- _WHAT NEEDS TO BE DONE_:
Please repeat every entry, keeping each one exactly the same.
┄┄┄┄┄┄
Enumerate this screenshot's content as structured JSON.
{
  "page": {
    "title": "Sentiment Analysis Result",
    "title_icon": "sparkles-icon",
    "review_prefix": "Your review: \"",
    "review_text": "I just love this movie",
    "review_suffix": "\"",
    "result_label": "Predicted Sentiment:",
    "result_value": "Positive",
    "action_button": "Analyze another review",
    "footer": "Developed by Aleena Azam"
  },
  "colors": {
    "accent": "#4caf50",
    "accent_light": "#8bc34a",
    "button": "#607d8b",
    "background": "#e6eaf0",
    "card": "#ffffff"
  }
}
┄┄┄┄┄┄
- _ANSWER TO THE PROBLEM_:
Enumerate this screenshot's content as structured JSON.
{
  "page": {
    "title": "Sentiment Analysis Result",
    "title_icon": "sparkles-icon",
    "review_prefix": "Your review: \"",
    "review_text": "I just love this movie",
    "review_suffix": "\"",
    "result_label": "Predicted Sentiment:",
    "result_value": "Positive",
    "action_button": "Analyze another review",
    "footer": "Developed by Aleena Azam"
  },
  "colors": {
    "accent": "#4caf50",
    "accent_light": "#8bc34a",
    "button": "#607d8b",
    "background": "#e6eaf0",
    "card": "#ffffff"
  }
}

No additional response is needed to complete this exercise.